Publication of whistleblower Bill welcomed
Transparency International says move an ‘important step’ in fight against corruption
John Devitt of Transparency International Ireland (right) said the publication of a Bill to protect whistleblowers was an important step in the fight against corruption. Photograph: Cyril Byrne/The Irish Times
The publication of a Bill to protect whistleblowers has been welcomed by Transparency International, which described it as an important step in the fight against corruption.
The Bill provides for a legislative framework for the protection of whistleblowers in all sectors of the economy.
Minister for Public Expenditure and Reform Brendan Howlin said it addressed a significant gap in Ireland’s legal framework for combating corruption.
“Workers can now raise concerns regarding potential wrongdoing that has come to their attention in the workplace in the knowledge that they can avail of significant employment and other protections if they are penalised by their employer or suffer any detriment for doing so,” he said.
“The publication of the Protected Disclosure Bill and its planned enactment in the autumn should instil all workers with confidence that should they ever need to take that decisive step and speak-up on concerns that they have about possible misconduct in the workplace, they will find that society values their actions as entirely legitimate, appropriate and in the public interest.”
Provisions of the Bill
- Whistleblowers who lose their jobs as a result of disclosure of information would be covered under the Unfair Dismissals Act 1997
- Where a whistleblower or a member of his or her family are coerced, intimidated, harassed, discriminated against or otherwise adversely treated the legislation provides for a right of action in tort
- The safeguards apply to contractors, agency staff and trainees as well as employees
- Whistleblowers will benefit from civil immunity from actions for damages and a qualified privilege under defamation law
- Special arrangements will apply to disclosures relating to law enforcement matters and to disclosures that could adversely affect Ireland’s security, defence or international relations
John Devitt, of anti-corruption agency Transparency International Ireland, welcomed the Bill, saying that it was high time that whistleblowers enjoyed the protection of the law for acting in the public interest.
“This could be a very important step both in fighting corruption and promoting higher ethical standards in business and in the public service,” he said. “The Bill should help create an environment in which workers in most categories can speak up without undue fear of retaliation.”
Mr Devitt said a “key innovation” was the provision for a new tort for whistleblowers and their families: “Family members and their colleagues as well as whistleblowers themselves can seek redress through the civil courts and that’s important because we’ve encountered cases where family members of whistleblowers have suffered because of the disclosure.”

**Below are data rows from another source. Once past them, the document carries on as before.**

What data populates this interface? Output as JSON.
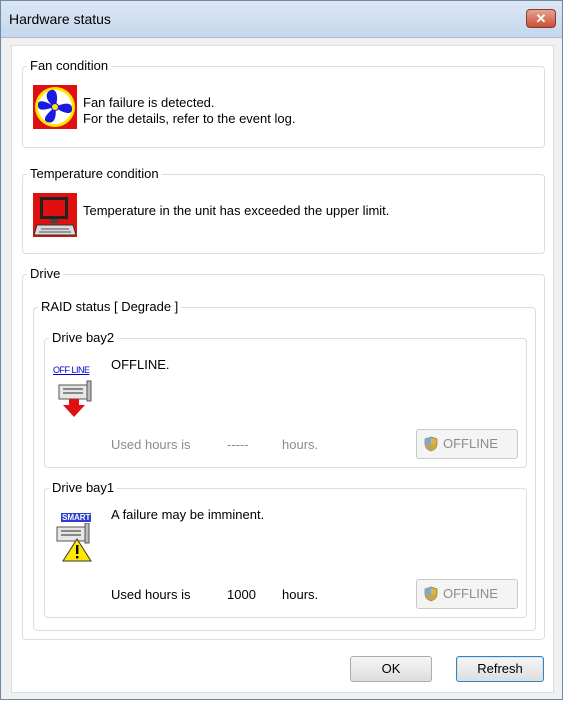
{
  "window": {
    "title": "Hardware status",
    "close_glyph": "✕"
  },
  "fan": {
    "label": "Fan condition",
    "message_line1": "Fan failure is detected.",
    "message_line2": "For the details, refer to the event log.",
    "icon": "fan-failure-icon"
  },
  "temperature": {
    "label": "Temperature condition",
    "message": "Temperature in the unit has exceeded the upper limit.",
    "icon": "temperature-warning-icon"
  },
  "drive": {
    "label": "Drive",
    "raid_label": "RAID status [ Degrade ]",
    "bays": [
      {
        "label": "Drive bay2",
        "status_text": "OFFLINE.",
        "badge_text": "OFF LINE",
        "used_prefix": "Used hours is",
        "used_value": "-----",
        "used_suffix": "hours.",
        "button_label": "OFFLINE",
        "enabled": false
      },
      {
        "label": "Drive bay1",
        "status_text": "A failure may be imminent.",
        "badge_text": "SMART",
        "used_prefix": "Used hours is",
        "used_value": "1000",
        "used_suffix": "hours.",
        "button_label": "OFFLINE",
        "enabled": true
      }
    ]
  },
  "buttons": {
    "ok": "OK",
    "refresh": "Refresh"
  },
  "colors": {
    "fan_bg": "#e01010",
    "fan_blade": "#1a1ae0",
    "warning_yellow": "#ffe800",
    "offline_arrow": "#e01010"
  }
}
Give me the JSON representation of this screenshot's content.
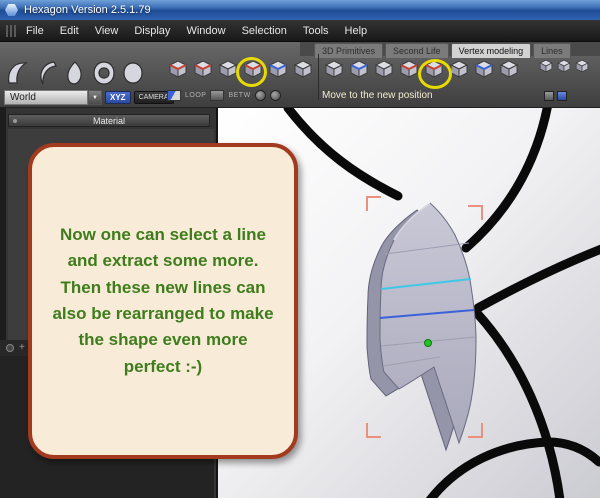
{
  "window": {
    "title": "Hexagon Version 2.5.1.79"
  },
  "menu": {
    "items": [
      "File",
      "Edit",
      "View",
      "Display",
      "Window",
      "Selection",
      "Tools",
      "Help"
    ]
  },
  "tabs": {
    "items": [
      {
        "label": "3D Primitives",
        "active": false
      },
      {
        "label": "Second Life",
        "active": false
      },
      {
        "label": "Vertex modeling",
        "active": true
      },
      {
        "label": "Lines",
        "active": false
      }
    ]
  },
  "toolbar": {
    "status_text": "Move to the new position",
    "loop_label": "LOOP",
    "betw_label": "BETW",
    "left_icons": [
      {
        "name": "box-primitive-icon",
        "accent": "#c44030"
      },
      {
        "name": "edge-select-icon",
        "accent": "#c44030"
      },
      {
        "name": "extract-edge-icon",
        "accent": null
      },
      {
        "name": "extract-line-icon",
        "accent": "#c44030"
      },
      {
        "name": "edge-loop-icon",
        "accent": "#3a62d8"
      },
      {
        "name": "remove-edge-icon",
        "accent": null
      }
    ],
    "right_icons": [
      {
        "name": "move-vertex-icon",
        "accent": null
      },
      {
        "name": "weld-vertex-icon",
        "accent": "#3a62d8"
      },
      {
        "name": "chamfer-icon",
        "accent": null
      },
      {
        "name": "extrude-face-icon",
        "accent": "#c44030"
      },
      {
        "name": "move-position-icon",
        "accent": "#c44030"
      },
      {
        "name": "scale-tool-icon",
        "accent": null
      },
      {
        "name": "sweep-tool-icon",
        "accent": "#3a62d8"
      },
      {
        "name": "smooth-tool-icon",
        "accent": null
      }
    ],
    "far_icons": [
      {
        "name": "symmetry-icon"
      },
      {
        "name": "mirror-icon"
      },
      {
        "name": "bend-icon"
      }
    ]
  },
  "panels": {
    "world_value": "World",
    "xyz_label": "XYZ",
    "camera_label": "CAMERA",
    "material_title": "Material"
  },
  "callout": {
    "text": "Now one can select a line and extract some more. Then these new lines can also be rearranged to make the shape even more perfect :-)"
  },
  "colors": {
    "highlight_yellow": "#e6da00",
    "bubble_bg": "#f8ecd8",
    "bubble_border": "#a23b1e",
    "bubble_text": "#3e7c1c",
    "selection_bracket": "#e8917d",
    "edge_cyan": "#3fc8e6",
    "edge_selected_blue": "#3a62d8",
    "pivot_green": "#21c421"
  }
}
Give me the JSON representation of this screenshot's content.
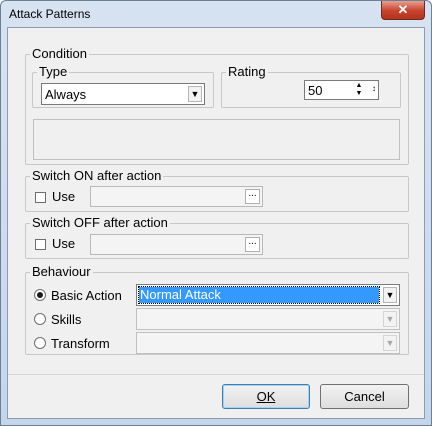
{
  "window": {
    "title": "Attack Patterns",
    "close_glyph": "✕"
  },
  "condition": {
    "legend": "Condition",
    "type": {
      "legend": "Type",
      "value": "Always"
    },
    "rating": {
      "legend": "Rating",
      "value": "50"
    }
  },
  "switch_on": {
    "legend": "Switch ON after action",
    "use_label": "Use",
    "checked": false
  },
  "switch_off": {
    "legend": "Switch OFF after action",
    "use_label": "Use",
    "checked": false
  },
  "behaviour": {
    "legend": "Behaviour",
    "options": [
      {
        "label": "Basic Action",
        "selected": true,
        "value": "Normal Attack"
      },
      {
        "label": "Skills",
        "selected": false,
        "value": ""
      },
      {
        "label": "Transform",
        "selected": false,
        "value": ""
      }
    ]
  },
  "buttons": {
    "ok": "OK",
    "cancel": "Cancel"
  },
  "icons": {
    "dropdown": "▼",
    "spin_up": "▲",
    "spin_down": "▼",
    "browse": "...",
    "resize": "↕"
  }
}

He also welcomed the protection afforded to contractors, trainees and agency staff and the provision that all staff would be protected from their first day in employment:

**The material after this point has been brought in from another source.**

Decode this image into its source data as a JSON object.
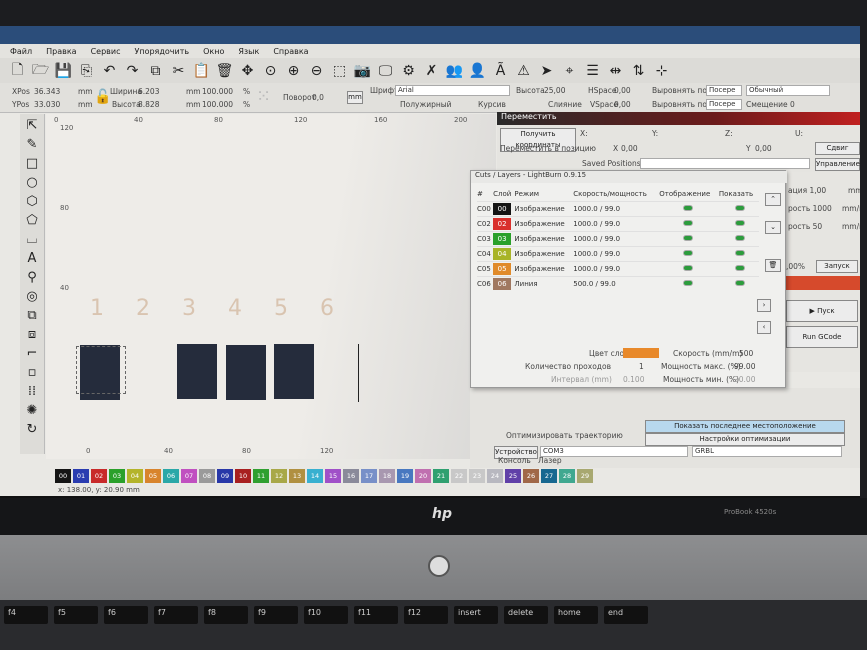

“We know from experience a s well that new employees are more likely to report wrongdoing...This legislation will afford them safeguards from day one.”